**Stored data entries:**
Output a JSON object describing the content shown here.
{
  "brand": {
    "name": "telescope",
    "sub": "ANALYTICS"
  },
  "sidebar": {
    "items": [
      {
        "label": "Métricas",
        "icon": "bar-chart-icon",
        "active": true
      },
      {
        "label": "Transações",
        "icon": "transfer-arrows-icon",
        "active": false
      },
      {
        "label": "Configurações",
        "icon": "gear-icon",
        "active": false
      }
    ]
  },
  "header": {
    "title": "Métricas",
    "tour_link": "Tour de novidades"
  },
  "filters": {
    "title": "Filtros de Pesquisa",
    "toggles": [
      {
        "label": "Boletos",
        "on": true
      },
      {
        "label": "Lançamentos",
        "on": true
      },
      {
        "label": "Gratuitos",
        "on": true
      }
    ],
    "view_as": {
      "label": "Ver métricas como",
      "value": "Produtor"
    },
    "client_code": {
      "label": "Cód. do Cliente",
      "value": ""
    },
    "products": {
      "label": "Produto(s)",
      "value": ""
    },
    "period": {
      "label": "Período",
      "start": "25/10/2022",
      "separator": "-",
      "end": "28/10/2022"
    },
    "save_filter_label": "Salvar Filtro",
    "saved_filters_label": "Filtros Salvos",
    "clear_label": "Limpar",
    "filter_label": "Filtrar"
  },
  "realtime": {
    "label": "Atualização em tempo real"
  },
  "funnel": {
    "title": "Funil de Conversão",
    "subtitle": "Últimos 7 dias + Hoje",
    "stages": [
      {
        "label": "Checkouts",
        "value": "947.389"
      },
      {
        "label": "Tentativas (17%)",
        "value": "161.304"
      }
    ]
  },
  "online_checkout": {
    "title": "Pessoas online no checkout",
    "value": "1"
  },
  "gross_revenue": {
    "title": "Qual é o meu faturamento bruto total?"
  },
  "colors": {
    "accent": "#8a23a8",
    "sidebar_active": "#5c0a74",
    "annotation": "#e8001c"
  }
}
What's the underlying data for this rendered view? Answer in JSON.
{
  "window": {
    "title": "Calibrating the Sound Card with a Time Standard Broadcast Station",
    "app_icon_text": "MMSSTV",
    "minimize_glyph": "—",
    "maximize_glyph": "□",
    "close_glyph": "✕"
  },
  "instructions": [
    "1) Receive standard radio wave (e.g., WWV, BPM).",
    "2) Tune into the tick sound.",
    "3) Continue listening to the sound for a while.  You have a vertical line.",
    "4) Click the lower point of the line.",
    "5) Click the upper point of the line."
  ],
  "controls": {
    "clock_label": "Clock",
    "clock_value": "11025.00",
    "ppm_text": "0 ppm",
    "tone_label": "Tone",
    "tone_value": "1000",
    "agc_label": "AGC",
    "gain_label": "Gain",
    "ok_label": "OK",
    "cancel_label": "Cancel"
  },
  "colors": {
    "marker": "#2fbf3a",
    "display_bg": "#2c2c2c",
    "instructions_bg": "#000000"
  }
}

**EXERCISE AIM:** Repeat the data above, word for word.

**YOUR SOLUTION:**
Output a JSON object describing the content shown here.
{
  "brand": {
    "name": "telescope",
    "sub": "ANALYTICS"
  },
  "sidebar": {
    "items": [
      {
        "label": "Métricas",
        "icon": "bar-chart-icon",
        "active": true
      },
      {
        "label": "Transações",
        "icon": "transfer-arrows-icon",
        "active": false
      },
      {
        "label": "Configurações",
        "icon": "gear-icon",
        "active": false
      }
    ]
  },
  "header": {
    "title": "Métricas",
    "tour_link": "Tour de novidades"
  },
  "filters": {
    "title": "Filtros de Pesquisa",
    "toggles": [
      {
        "label": "Boletos",
        "on": true
      },
      {
        "label": "Lançamentos",
        "on": true
      },
      {
        "label": "Gratuitos",
        "on": true
      }
    ],
    "view_as": {
      "label": "Ver métricas como",
      "value": "Produtor"
    },
    "client_code": {
      "label": "Cód. do Cliente",
      "value": ""
    },
    "products": {
      "label": "Produto(s)",
      "value": ""
    },
    "period": {
      "label": "Período",
      "start": "25/10/2022",
      "separator": "-",
      "end": "28/10/2022"
    },
    "save_filter_label": "Salvar Filtro",
    "saved_filters_label": "Filtros Salvos",
    "clear_label": "Limpar",
    "filter_label": "Filtrar"
  },
  "realtime": {
    "label": "Atualização em tempo real"
  },
  "funnel": {
    "title": "Funil de Conversão",
    "subtitle": "Últimos 7 dias + Hoje",
    "stages": [
      {
        "label": "Checkouts",
        "value": "947.389"
      },
      {
        "label": "Tentativas (17%)",
        "value": "161.304"
      }
    ]
  },
  "online_checkout": {
    "title": "Pessoas online no checkout",
    "value": "1"
  },
  "gross_revenue": {
    "title": "Qual é o meu faturamento bruto total?"
  },
  "colors": {
    "accent": "#8a23a8",
    "sidebar_active": "#5c0a74",
    "annotation": "#e8001c"
  }
}
What's the underlying data for this rendered view? Answer in JSON.
{
  "window": {
    "title": "Calibrating the Sound Card with a Time Standard Broadcast Station",
    "app_icon_text": "MMSSTV",
    "minimize_glyph": "—",
    "maximize_glyph": "□",
    "close_glyph": "✕"
  },
  "instructions": [
    "1) Receive standard radio wave (e.g., WWV, BPM).",
    "2) Tune into the tick sound.",
    "3) Continue listening to the sound for a while.  You have a vertical line.",
    "4) Click the lower point of the line.",
    "5) Click the upper point of the line."
  ],
  "controls": {
    "clock_label": "Clock",
    "clock_value": "11025.00",
    "ppm_text": "0 ppm",
    "tone_label": "Tone",
    "tone_value": "1000",
    "agc_label": "AGC",
    "gain_label": "Gain",
    "ok_label": "OK",
    "cancel_label": "Cancel"
  },
  "colors": {
    "marker": "#2fbf3a",
    "display_bg": "#2c2c2c",
    "instructions_bg": "#000000"
  }
}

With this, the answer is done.